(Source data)

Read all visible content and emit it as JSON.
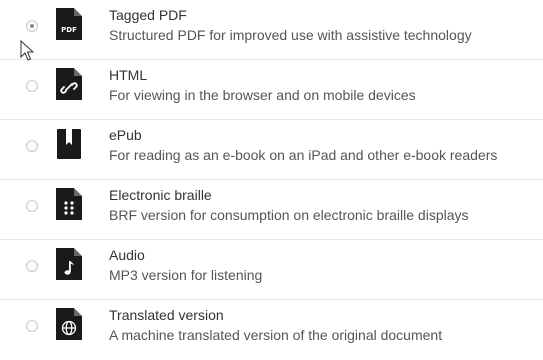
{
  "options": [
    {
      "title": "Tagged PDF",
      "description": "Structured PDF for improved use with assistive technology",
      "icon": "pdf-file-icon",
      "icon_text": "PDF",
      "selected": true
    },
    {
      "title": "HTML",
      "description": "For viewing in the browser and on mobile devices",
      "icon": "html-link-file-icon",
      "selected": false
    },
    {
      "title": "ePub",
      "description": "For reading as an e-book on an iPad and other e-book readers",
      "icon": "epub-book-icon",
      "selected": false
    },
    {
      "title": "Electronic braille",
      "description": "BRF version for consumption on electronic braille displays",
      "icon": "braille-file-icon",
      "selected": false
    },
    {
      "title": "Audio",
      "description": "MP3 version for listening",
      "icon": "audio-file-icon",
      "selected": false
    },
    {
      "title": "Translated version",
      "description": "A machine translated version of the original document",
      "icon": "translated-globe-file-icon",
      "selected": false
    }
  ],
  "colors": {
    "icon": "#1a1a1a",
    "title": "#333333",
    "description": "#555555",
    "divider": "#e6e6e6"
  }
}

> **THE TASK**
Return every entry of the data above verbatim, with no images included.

> **RESPONSE**
Read all visible content and emit it as JSON.
{
  "options": [
    {
      "title": "Tagged PDF",
      "description": "Structured PDF for improved use with assistive technology",
      "icon": "pdf-file-icon",
      "icon_text": "PDF",
      "selected": true
    },
    {
      "title": "HTML",
      "description": "For viewing in the browser and on mobile devices",
      "icon": "html-link-file-icon",
      "selected": false
    },
    {
      "title": "ePub",
      "description": "For reading as an e-book on an iPad and other e-book readers",
      "icon": "epub-book-icon",
      "selected": false
    },
    {
      "title": "Electronic braille",
      "description": "BRF version for consumption on electronic braille displays",
      "icon": "braille-file-icon",
      "selected": false
    },
    {
      "title": "Audio",
      "description": "MP3 version for listening",
      "icon": "audio-file-icon",
      "selected": false
    },
    {
      "title": "Translated version",
      "description": "A machine translated version of the original document",
      "icon": "translated-globe-file-icon",
      "selected": false
    }
  ],
  "colors": {
    "icon": "#1a1a1a",
    "title": "#333333",
    "description": "#555555",
    "divider": "#e6e6e6"
  }
}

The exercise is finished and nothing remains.